EXTRACTED INFORMATION:

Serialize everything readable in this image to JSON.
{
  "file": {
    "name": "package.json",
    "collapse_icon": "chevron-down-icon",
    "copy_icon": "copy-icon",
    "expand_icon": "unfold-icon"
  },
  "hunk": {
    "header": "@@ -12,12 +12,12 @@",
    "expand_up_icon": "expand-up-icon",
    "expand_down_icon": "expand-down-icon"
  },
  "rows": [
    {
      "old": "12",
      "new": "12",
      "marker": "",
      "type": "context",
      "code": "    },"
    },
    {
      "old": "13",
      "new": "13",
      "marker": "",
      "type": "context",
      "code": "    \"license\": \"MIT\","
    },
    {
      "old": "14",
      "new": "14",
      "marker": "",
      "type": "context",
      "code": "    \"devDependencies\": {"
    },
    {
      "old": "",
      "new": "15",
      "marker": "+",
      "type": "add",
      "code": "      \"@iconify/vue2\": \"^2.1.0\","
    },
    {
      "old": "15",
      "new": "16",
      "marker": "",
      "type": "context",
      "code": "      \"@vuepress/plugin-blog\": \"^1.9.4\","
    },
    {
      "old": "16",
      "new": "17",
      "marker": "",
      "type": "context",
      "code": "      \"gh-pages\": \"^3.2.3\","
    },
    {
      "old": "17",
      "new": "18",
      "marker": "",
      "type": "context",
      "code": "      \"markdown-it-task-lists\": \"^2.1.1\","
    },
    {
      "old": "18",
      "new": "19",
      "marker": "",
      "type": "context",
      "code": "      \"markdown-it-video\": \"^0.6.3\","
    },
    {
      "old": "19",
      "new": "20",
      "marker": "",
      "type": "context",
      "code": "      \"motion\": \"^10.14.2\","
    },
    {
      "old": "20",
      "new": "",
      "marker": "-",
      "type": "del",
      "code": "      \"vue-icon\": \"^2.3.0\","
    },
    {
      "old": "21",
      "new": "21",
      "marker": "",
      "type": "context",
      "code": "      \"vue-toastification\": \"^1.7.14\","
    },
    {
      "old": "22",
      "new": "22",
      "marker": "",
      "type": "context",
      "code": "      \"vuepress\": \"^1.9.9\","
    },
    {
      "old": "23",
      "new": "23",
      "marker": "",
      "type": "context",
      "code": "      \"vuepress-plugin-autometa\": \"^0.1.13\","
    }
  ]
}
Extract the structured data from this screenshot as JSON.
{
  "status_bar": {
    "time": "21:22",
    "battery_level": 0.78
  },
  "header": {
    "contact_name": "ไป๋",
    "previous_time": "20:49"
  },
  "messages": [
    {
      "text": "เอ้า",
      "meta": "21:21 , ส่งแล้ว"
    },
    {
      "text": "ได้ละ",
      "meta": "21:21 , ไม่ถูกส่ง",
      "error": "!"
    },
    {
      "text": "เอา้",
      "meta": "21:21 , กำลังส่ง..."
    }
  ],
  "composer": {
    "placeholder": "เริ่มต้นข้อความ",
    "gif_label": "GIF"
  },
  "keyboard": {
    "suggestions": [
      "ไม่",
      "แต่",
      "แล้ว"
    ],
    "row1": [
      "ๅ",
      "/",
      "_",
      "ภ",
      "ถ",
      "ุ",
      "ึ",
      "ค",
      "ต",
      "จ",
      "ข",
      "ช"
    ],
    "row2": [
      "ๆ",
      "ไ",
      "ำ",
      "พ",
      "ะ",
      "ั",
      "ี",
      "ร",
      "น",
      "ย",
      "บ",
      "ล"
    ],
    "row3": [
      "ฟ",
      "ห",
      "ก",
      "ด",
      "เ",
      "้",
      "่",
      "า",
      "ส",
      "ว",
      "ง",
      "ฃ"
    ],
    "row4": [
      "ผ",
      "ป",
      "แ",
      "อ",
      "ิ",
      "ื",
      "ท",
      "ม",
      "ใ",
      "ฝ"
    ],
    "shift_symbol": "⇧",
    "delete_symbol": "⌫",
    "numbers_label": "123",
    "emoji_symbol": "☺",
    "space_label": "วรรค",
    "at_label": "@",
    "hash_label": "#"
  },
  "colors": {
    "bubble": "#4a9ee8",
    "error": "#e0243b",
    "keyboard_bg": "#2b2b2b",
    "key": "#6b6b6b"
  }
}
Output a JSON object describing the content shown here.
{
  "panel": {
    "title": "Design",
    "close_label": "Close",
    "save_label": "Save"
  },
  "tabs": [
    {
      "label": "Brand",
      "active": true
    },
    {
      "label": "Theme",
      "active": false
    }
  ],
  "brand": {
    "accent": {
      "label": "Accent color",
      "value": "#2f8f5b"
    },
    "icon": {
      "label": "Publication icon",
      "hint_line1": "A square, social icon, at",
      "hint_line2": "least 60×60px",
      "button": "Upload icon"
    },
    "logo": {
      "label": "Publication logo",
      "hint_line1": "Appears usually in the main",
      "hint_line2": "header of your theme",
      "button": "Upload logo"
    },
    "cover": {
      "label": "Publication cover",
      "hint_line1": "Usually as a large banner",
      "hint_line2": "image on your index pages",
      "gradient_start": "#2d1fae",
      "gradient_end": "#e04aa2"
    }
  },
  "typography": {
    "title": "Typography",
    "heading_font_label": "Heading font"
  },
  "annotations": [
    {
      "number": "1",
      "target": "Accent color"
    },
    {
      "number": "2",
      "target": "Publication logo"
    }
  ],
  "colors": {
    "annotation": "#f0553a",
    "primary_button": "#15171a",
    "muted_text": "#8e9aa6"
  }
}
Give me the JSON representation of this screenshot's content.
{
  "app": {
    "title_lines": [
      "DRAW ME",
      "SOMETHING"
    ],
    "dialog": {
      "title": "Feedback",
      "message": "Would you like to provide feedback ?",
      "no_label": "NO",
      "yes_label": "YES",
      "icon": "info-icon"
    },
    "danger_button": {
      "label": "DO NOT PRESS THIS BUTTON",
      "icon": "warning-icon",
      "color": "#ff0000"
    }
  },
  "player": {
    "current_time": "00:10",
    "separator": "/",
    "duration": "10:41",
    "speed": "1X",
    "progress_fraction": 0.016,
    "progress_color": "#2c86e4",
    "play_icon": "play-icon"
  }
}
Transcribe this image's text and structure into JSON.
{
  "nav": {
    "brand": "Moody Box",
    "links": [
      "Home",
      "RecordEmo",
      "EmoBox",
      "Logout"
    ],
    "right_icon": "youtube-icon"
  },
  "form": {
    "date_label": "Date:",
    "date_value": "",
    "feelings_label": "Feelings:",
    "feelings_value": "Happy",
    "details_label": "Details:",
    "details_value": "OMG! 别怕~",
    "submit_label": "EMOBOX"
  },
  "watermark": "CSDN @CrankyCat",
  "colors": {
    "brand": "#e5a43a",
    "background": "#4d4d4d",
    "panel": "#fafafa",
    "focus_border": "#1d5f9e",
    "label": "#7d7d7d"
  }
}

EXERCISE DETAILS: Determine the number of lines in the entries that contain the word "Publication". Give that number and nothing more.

SOLUTION TO THE PROBLEM: 4